By John Crawley
WASHINGTON (Reuters) - Congressional Republicans looking to hold down federal spending are considering a transportation budget blueprint that would, at a minimum, be less than half the size of the plan advanced by the White House.
In fact, the base-line figure of under $240 billion would fall below what Congress approved in similar legislation five years ago for road, bridge and transit upgrades, according to sources with knowledge of the six-year plan.
The bill for budgeting transportation priorities in the states is just beginning to take shape within the House of Representatives Transportation and Infrastructure Committee.
Legislation is not expected to emerge for more than a month and the figures could change.
Any initial low-ball price tag, however, is likely to further rankle Democrats. They want robust a transportation construction spending package that they can sell to voters as a jobs bill.

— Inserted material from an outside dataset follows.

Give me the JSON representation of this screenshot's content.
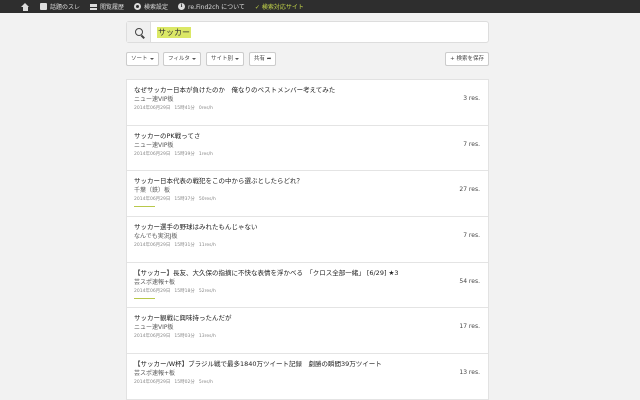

But Democrats, especially in the Senate, are already frustrated with the Obama administration's reluctance to say how it would pay for its ambitious, $556 billion initiative proposed to Congress in February.
President Barack Obama's plan includes $53 billion for high-speed rail and $50 billion in one-time, extra spending for the fiscal year beginning October 1. Congressional Republicans looking to chop federal spending to bring down deficits do not support either idea.
The working House figure is in line with amounts projected for a federal trust account dedicated to transportation projects and funded by gasoline tax receipts.
An analysis by a trade group representing state highway and transportation officials estimates $190 billion in trust fund receipts will be available for highway spending and $55 billion for transit between 2012-17.
Rep. John Mica, the Transportation Committee chairman, also is looking at whether Congress can claw back unspent funds in Transportation Department accounts to help pay for infrastructure projects.
But whether that money becomes available to supplement trust fund revenue is uncertain.
In addition, other members want to revive a popular infrastructure financing program from the 2009 economic stimulus plan that expired at the end of last year. Under that program, states issued taxable bonds for capital works projects that provided hefty federal rebates of some interest costs.
It is also unclear how much room the House bill will make for private investment.
The Democratic-led Senate is working on a proposal that will create an infrastructure bank to provide low-interest loans and loan guarantees for projects that generate revenue, like toll roads, in order to attract private capital.
Mica's committee is conducting hearings on the bill. In recent interviews, the Florida Republican would not commit to specific figures but said spending would be tight unless new sources of revenues could be found.
(Editing by Richard Chang)